VR1 acts as the burden resistor for the current transformer. At low current settings, the value is much higher than the recommended value (100Ω), but distortion is unlikely because the current is low. Even if the CT does distort (due to core saturation), it doesn't matter because its output is still predictable. If you wanted to detect very low currents, VR1 can be increased to 2k, allowing detection down to about 100mA. While there's probably no requirement to be able to trip at such a low current, it demonstrates the flexibility of the circuit. It can be used with low-voltage AC or mains, provided the relay is rated for mains switching. The CT provides complete isolation of the sensing circuit.
The circuits shown are certainly not the only way to build a reliable DC or AC electronic fuse. However, they have the advantage that the sensing and switching are isolated from the control circuit, both are fully adjustable, and very flexible. 'Slow-blow' operation is easy to configure, but when an e-fuse is used, most of the time you're after a 'hard' limit. If sluggish operation is acceptable, it's easier and cheaper to use a standard glass fuse - they aren't accurate, and they are definitely not fast (even 'fast' types), but they do provide protection from serious fault currents, and are used in their millions in all manner of systems. These range from DIY and hobby projects, through to automotive and industrial applications. They remain one of the most common 'protection' systems in use.
You will note that I've shown the circuitry for both DC and AC fuses.

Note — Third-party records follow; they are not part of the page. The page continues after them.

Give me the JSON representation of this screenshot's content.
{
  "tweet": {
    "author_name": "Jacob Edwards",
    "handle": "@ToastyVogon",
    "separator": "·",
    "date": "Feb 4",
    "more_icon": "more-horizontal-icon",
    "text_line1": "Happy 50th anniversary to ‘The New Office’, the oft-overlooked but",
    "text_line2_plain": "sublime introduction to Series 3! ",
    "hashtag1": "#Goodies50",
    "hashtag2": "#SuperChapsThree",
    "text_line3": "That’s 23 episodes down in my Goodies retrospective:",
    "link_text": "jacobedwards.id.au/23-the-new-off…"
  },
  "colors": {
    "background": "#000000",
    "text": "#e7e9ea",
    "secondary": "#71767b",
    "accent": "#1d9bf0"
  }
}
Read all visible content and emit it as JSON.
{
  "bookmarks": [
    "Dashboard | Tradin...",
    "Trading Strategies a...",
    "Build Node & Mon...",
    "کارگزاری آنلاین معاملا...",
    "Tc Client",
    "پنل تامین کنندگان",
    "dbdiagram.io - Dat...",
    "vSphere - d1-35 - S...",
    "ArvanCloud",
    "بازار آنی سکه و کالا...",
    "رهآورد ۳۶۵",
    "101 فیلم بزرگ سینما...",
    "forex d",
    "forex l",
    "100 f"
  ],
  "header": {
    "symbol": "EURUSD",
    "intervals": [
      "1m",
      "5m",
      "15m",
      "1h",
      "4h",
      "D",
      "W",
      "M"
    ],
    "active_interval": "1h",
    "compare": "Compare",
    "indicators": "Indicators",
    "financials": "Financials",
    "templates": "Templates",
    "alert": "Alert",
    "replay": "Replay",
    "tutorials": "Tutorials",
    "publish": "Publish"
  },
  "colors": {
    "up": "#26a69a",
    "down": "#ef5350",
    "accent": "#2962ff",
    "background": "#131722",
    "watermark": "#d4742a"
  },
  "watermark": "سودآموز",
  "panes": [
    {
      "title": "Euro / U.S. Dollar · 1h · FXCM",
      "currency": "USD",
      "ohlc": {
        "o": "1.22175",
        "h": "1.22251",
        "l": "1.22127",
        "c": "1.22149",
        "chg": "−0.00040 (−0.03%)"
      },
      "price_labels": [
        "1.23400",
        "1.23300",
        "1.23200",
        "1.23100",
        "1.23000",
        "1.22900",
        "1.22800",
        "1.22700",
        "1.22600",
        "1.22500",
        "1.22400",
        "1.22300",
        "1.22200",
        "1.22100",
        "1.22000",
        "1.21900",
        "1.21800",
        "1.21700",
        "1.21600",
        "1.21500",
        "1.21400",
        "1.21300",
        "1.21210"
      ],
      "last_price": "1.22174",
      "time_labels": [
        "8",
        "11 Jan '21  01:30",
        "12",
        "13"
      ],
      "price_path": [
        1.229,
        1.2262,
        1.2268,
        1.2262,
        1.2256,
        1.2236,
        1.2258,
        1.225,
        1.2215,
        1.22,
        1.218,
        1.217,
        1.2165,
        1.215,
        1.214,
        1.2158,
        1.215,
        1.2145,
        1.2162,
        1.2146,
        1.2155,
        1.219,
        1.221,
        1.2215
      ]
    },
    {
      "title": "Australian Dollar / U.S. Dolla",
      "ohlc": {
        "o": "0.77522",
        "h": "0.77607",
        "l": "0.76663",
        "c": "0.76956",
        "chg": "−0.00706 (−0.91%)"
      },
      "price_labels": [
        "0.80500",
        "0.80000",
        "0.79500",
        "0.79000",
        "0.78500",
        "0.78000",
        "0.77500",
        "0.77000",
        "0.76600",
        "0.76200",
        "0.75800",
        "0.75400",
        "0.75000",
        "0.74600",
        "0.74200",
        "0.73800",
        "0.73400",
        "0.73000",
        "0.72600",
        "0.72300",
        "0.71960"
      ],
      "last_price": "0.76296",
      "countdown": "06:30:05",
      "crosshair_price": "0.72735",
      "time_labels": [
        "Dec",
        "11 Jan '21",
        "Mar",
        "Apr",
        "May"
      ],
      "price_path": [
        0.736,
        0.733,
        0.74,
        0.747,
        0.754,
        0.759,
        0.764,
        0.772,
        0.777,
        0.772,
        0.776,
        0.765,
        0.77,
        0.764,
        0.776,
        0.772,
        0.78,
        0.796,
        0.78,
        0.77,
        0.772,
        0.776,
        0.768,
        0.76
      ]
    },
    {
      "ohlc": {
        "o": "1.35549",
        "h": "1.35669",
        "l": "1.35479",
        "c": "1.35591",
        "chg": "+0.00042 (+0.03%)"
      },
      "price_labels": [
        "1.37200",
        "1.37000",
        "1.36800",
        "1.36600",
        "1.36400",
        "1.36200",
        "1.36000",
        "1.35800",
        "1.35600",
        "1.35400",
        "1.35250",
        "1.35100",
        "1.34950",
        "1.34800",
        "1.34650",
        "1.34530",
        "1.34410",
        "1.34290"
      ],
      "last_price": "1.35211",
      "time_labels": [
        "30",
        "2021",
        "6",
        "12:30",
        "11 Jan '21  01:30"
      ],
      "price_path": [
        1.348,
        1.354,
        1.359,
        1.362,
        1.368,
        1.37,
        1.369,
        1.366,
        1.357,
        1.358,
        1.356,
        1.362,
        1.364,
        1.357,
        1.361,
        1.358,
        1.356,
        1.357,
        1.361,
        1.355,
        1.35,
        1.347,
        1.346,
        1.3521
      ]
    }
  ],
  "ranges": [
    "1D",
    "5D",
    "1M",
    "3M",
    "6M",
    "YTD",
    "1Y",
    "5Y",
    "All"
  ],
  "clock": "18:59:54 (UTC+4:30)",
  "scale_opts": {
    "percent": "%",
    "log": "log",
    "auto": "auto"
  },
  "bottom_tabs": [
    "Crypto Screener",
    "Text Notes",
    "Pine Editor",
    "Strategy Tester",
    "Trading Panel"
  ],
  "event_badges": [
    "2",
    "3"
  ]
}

With AC, additional circuitry and some reorganisation is necessary to provide full-wave rectification and provide effective detection. While you can use dual comparators (with one for each polarity), this makes the circuit harder to follow and construct. If the DC fuse is used as shown with AC, only one polarity is protected (only the positive half-cycles), which may allow excess current if the fault is asymmetrical. Such faults are common during the inrush period for transformers, and can also be created if one diode in a bridge rectifier fails. AC protection should always be full-wave.
The circuits have been pared back to the minimum, avoiding any unnecessary complications. Performance can be improved in any number of ways at the expense of more parts, but in most cases there's no need to make the circuits any better than they are. Because they are intended to protect equipment, it's important that circuitry should be reliable, so skimping on the relays (for example) is not advised. It's very important that a 'fail-safe' circuit is used, so most predictable issues (loss of 5V DC supply in particular) are overcome. Obviously, no electronic circuit can be relied upon to be 100% effective forever, so using a 'traditional' fuse to protect against major faults is highly recommended.
|Copyright Notice. This article, including but not limited to all text and diagrams, is the intellectual property of Rod Elliott, and is © 2020. Reproduction or re-publication by any means whatsoever, whether electronic, mechanical or electro-mechanical, is strictly prohibited under International Copyright laws. The author (Rod Elliott) grants the reader the right to use this information for personal use only, and further allows that one (1) copy may be made for reference. Commercial use is prohibited without express written authorisation from Rod Elliott.|